in a nutshell. The scheme has already been tested in practice with favorable results, but the farmers in any community can do little until capital is more generally interested.
This brings up an important point and presents another obstacle, for great harm has been done to all new fiber industries in recent years by the misdirected efforts of some professional promoters. In certain instances the organized fiber companies have been mere stock-jobbing concerns. They have had their rise and fall, men with idle money have burned their fingers, and the particular industry has received a "black eye."
The story of Government effort toward the establishment of the flax industry need not be told here; there has been widespread prejudice to overcome, with the opposition of the importers, discouragements to be studied and explained, the unvarnished truth to be told, and practical and authoritative information to be given to all who may seek it. The literature of the subject has been disseminated by thousands of copies, and new editions are being ordered.
As to the results: Superior flax has been produced in this country in limited quantities since the work began, and through extended field experiments flax regions have been discovered that are thought to equal the best flax centers of Europe.
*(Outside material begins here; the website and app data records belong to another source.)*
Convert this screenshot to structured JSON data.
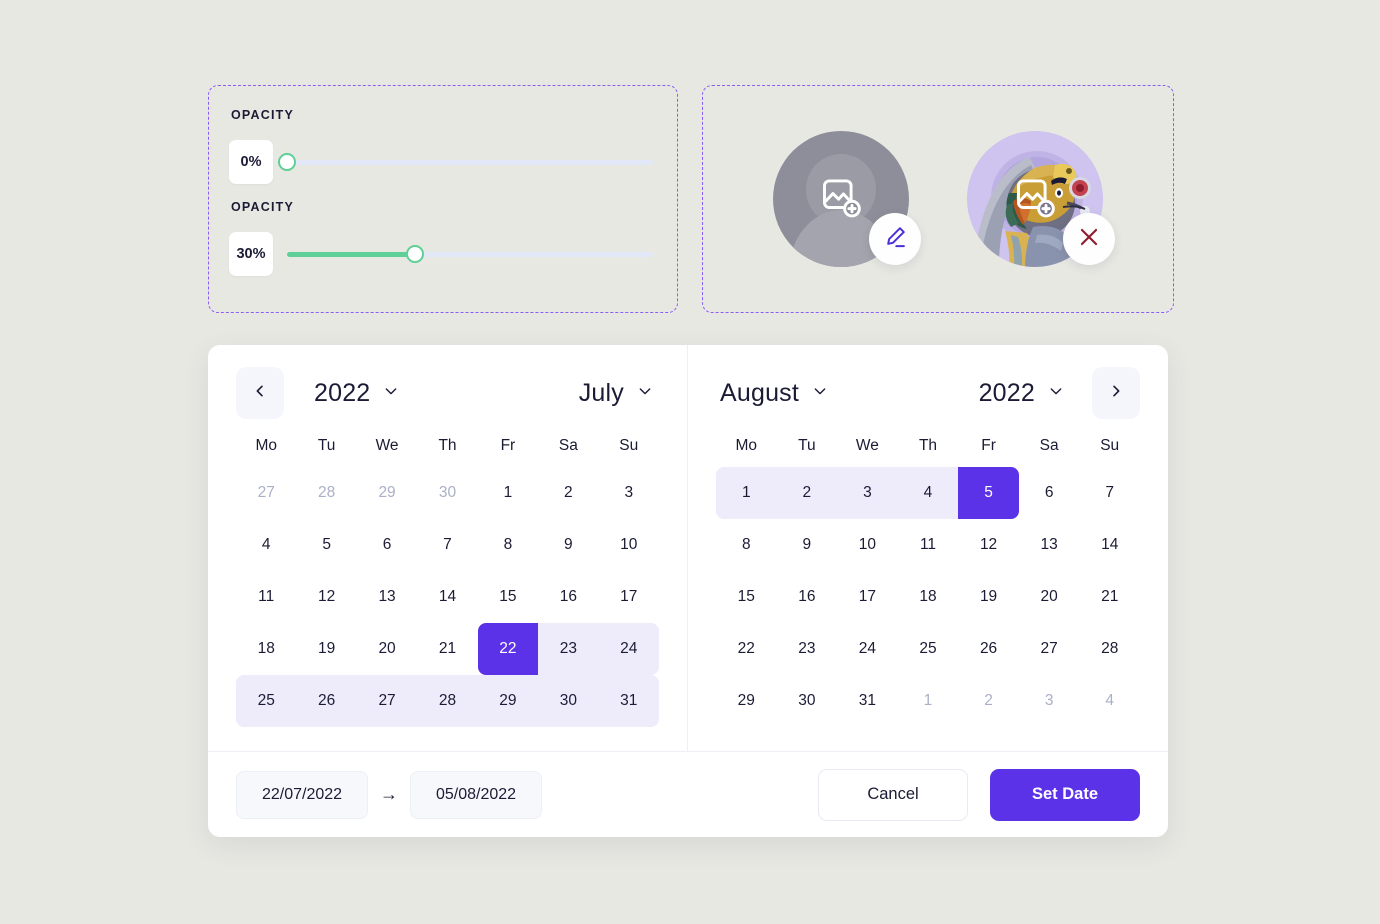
{
  "sliders": {
    "items": [
      {
        "label": "OPACITY",
        "value": "0%",
        "percent": 0,
        "thumb_icon": "slider-thumb-handle"
      },
      {
        "label": "OPACITY",
        "value": "30%",
        "percent": 35,
        "thumb_icon": "slider-thumb-handle"
      }
    ],
    "track_color": "#e2e8f8",
    "fill_color": "#5fcf98"
  },
  "avatars": {
    "items": [
      {
        "kind": "placeholder",
        "overlay_icon": "image-plus-icon",
        "action_icon": "pencil-edit-icon",
        "action_color": "#4b2fd6"
      },
      {
        "kind": "photo",
        "overlay_icon": "image-plus-icon",
        "action_icon": "close-x-icon",
        "action_color": "#8f1d2c"
      }
    ]
  },
  "calendar": {
    "accent": "#5b32e8",
    "range_bg": "#eeebfb",
    "prev_icon": "chevron-left-icon",
    "next_icon": "chevron-right-icon",
    "chevron_icon": "chevron-down-icon",
    "dow": [
      "Mo",
      "Tu",
      "We",
      "Th",
      "Fr",
      "Sa",
      "Su"
    ],
    "left": {
      "year": "2022",
      "month": "July",
      "weeks": [
        [
          {
            "n": "27",
            "s": "muted"
          },
          {
            "n": "28",
            "s": "muted"
          },
          {
            "n": "29",
            "s": "muted"
          },
          {
            "n": "30",
            "s": "muted"
          },
          {
            "n": "1",
            "s": ""
          },
          {
            "n": "2",
            "s": ""
          },
          {
            "n": "3",
            "s": ""
          }
        ],
        [
          {
            "n": "4",
            "s": ""
          },
          {
            "n": "5",
            "s": ""
          },
          {
            "n": "6",
            "s": ""
          },
          {
            "n": "7",
            "s": ""
          },
          {
            "n": "8",
            "s": ""
          },
          {
            "n": "9",
            "s": ""
          },
          {
            "n": "10",
            "s": ""
          }
        ],
        [
          {
            "n": "11",
            "s": ""
          },
          {
            "n": "12",
            "s": ""
          },
          {
            "n": "13",
            "s": ""
          },
          {
            "n": "14",
            "s": ""
          },
          {
            "n": "15",
            "s": ""
          },
          {
            "n": "16",
            "s": ""
          },
          {
            "n": "17",
            "s": ""
          }
        ],
        [
          {
            "n": "18",
            "s": ""
          },
          {
            "n": "19",
            "s": ""
          },
          {
            "n": "20",
            "s": ""
          },
          {
            "n": "21",
            "s": ""
          },
          {
            "n": "22",
            "s": "selected sel-start"
          },
          {
            "n": "23",
            "s": "inrange"
          },
          {
            "n": "24",
            "s": "inrange range-end-edge"
          }
        ],
        [
          {
            "n": "25",
            "s": "inrange range-start-edge"
          },
          {
            "n": "26",
            "s": "inrange"
          },
          {
            "n": "27",
            "s": "inrange"
          },
          {
            "n": "28",
            "s": "inrange"
          },
          {
            "n": "29",
            "s": "inrange"
          },
          {
            "n": "30",
            "s": "inrange"
          },
          {
            "n": "31",
            "s": "inrange range-end-edge"
          }
        ]
      ]
    },
    "right": {
      "year": "2022",
      "month": "August",
      "weeks": [
        [
          {
            "n": "1",
            "s": "inrange range-start-edge"
          },
          {
            "n": "2",
            "s": "inrange"
          },
          {
            "n": "3",
            "s": "inrange"
          },
          {
            "n": "4",
            "s": "inrange"
          },
          {
            "n": "5",
            "s": "selected sel-end"
          },
          {
            "n": "6",
            "s": ""
          },
          {
            "n": "7",
            "s": ""
          }
        ],
        [
          {
            "n": "8",
            "s": ""
          },
          {
            "n": "9",
            "s": ""
          },
          {
            "n": "10",
            "s": ""
          },
          {
            "n": "11",
            "s": ""
          },
          {
            "n": "12",
            "s": ""
          },
          {
            "n": "13",
            "s": ""
          },
          {
            "n": "14",
            "s": ""
          }
        ],
        [
          {
            "n": "15",
            "s": ""
          },
          {
            "n": "16",
            "s": ""
          },
          {
            "n": "17",
            "s": ""
          },
          {
            "n": "18",
            "s": ""
          },
          {
            "n": "19",
            "s": ""
          },
          {
            "n": "20",
            "s": ""
          },
          {
            "n": "21",
            "s": ""
          }
        ],
        [
          {
            "n": "22",
            "s": ""
          },
          {
            "n": "23",
            "s": ""
          },
          {
            "n": "24",
            "s": ""
          },
          {
            "n": "25",
            "s": ""
          },
          {
            "n": "26",
            "s": ""
          },
          {
            "n": "27",
            "s": ""
          },
          {
            "n": "28",
            "s": ""
          }
        ],
        [
          {
            "n": "29",
            "s": ""
          },
          {
            "n": "30",
            "s": ""
          },
          {
            "n": "31",
            "s": ""
          },
          {
            "n": "1",
            "s": "muted"
          },
          {
            "n": "2",
            "s": "muted"
          },
          {
            "n": "3",
            "s": "muted"
          },
          {
            "n": "4",
            "s": "muted"
          }
        ]
      ]
    },
    "footer": {
      "start_date": "22/07/2022",
      "end_date": "05/08/2022",
      "separator": "→",
      "cancel_label": "Cancel",
      "confirm_label": "Set Date"
    }
  }
}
The department experiments in the Puget Sound region of Washington have demonstrated that we possess in that State a climate and soil that bid fair to rival the celebrated flax region of Courtrai, and from these experiments scutched flax has been produced that is valued by manufacturers in Ireland at three hundred and fifty dollars per ton, and hackled flax worth five hundred dollars per ton. Much has been done, but a great